> **What to do**: Report each line of the data that contains the string "image".

> **Stored data**:
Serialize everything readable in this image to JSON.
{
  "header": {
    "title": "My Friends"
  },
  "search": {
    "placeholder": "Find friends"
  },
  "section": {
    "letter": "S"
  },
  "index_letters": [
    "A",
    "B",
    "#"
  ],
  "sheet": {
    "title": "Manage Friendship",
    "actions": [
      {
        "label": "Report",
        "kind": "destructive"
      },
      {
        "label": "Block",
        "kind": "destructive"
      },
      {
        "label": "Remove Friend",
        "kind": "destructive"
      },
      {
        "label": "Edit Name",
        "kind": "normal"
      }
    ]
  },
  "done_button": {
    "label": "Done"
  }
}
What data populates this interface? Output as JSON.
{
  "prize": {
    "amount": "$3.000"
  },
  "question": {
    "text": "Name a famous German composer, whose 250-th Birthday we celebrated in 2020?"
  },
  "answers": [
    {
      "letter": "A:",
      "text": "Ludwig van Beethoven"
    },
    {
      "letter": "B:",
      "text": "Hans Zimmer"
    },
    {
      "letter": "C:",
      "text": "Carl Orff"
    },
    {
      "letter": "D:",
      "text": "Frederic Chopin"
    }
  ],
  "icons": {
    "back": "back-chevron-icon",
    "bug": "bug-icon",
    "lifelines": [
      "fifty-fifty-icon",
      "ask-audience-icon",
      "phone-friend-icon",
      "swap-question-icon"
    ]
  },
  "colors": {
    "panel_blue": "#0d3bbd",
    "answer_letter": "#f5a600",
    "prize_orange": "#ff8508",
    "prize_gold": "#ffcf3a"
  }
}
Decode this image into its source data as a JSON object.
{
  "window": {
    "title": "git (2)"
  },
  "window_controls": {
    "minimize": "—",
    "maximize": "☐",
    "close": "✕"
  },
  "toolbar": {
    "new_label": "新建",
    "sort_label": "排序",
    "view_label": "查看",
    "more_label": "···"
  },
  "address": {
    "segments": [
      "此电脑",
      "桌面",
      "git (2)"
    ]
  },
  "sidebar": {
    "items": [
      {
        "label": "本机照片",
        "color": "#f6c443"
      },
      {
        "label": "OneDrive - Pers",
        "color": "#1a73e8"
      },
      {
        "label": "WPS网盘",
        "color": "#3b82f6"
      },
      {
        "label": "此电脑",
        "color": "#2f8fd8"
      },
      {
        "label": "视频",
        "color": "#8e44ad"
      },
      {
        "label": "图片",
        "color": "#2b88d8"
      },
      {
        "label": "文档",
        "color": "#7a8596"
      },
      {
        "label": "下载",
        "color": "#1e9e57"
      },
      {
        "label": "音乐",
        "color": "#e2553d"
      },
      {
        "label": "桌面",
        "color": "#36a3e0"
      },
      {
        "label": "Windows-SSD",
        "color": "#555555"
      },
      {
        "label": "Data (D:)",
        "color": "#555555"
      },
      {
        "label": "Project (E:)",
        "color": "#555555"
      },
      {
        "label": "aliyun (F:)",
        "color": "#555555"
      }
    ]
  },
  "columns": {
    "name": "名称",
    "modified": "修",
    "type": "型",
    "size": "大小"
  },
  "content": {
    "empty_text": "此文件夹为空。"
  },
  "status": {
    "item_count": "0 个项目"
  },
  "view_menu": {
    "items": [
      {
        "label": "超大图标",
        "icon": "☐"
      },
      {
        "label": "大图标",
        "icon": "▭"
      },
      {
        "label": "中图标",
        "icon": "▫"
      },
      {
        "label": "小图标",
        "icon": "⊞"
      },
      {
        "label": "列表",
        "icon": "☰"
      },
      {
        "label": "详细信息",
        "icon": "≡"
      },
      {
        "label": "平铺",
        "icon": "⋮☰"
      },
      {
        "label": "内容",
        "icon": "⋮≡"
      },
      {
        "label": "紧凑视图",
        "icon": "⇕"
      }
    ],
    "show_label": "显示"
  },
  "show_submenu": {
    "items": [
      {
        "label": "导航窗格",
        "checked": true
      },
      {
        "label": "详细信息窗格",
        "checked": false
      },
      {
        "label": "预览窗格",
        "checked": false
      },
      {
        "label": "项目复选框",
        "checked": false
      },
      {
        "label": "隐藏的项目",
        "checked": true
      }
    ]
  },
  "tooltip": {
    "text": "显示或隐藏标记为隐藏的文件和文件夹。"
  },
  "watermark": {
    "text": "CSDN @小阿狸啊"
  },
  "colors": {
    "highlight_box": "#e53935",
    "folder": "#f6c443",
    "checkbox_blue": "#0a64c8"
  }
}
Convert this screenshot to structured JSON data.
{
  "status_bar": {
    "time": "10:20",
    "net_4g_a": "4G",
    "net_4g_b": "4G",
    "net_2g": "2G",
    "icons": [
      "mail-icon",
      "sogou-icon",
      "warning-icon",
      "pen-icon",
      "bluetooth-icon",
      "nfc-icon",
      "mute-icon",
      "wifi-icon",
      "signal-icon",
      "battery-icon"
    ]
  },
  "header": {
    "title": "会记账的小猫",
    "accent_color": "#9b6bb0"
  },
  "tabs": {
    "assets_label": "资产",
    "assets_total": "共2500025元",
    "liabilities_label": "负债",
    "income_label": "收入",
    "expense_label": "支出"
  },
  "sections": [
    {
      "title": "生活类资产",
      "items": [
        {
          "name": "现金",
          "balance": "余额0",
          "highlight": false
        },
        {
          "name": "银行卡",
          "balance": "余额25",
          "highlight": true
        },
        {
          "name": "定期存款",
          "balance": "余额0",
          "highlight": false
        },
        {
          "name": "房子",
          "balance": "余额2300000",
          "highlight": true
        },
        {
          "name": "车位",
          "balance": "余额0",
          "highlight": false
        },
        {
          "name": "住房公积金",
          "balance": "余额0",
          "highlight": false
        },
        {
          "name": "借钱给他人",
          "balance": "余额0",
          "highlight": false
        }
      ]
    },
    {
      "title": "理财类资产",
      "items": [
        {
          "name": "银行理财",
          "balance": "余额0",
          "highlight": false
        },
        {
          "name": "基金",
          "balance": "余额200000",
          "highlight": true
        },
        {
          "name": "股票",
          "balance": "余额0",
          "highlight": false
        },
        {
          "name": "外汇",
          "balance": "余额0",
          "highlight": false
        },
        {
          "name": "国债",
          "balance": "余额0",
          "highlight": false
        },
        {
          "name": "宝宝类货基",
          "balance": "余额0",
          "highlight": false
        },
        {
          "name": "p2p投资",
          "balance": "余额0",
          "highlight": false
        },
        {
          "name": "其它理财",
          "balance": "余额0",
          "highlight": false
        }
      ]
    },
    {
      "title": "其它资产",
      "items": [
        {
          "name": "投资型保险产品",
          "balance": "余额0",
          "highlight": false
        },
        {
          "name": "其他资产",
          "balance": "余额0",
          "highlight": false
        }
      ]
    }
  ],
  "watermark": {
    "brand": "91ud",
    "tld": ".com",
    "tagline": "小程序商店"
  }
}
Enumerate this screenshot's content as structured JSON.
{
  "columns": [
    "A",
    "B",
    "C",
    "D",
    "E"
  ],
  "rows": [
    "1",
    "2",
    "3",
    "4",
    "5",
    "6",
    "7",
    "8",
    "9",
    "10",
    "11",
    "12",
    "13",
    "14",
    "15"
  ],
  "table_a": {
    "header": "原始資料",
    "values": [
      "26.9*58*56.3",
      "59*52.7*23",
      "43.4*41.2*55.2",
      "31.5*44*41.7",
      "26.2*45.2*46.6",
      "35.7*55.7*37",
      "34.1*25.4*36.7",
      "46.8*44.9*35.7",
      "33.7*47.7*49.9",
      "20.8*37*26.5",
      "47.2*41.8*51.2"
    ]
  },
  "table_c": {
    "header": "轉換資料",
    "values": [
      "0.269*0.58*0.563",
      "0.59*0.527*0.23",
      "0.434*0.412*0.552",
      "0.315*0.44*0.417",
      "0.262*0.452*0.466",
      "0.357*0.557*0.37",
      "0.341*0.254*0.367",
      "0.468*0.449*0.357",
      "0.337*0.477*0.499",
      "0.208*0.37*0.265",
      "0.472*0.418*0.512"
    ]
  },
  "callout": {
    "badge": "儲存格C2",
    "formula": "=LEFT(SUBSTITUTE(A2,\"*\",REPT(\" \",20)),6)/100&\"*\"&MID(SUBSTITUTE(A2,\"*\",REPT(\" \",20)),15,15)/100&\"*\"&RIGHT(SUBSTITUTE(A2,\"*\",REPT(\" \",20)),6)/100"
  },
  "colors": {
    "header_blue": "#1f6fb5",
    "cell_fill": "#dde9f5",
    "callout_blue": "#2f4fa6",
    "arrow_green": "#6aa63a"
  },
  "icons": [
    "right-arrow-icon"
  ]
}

> **Response to the exercise**:
Serialize everything readable in this image to JSON.
Decode this image into its source data as a JSON object.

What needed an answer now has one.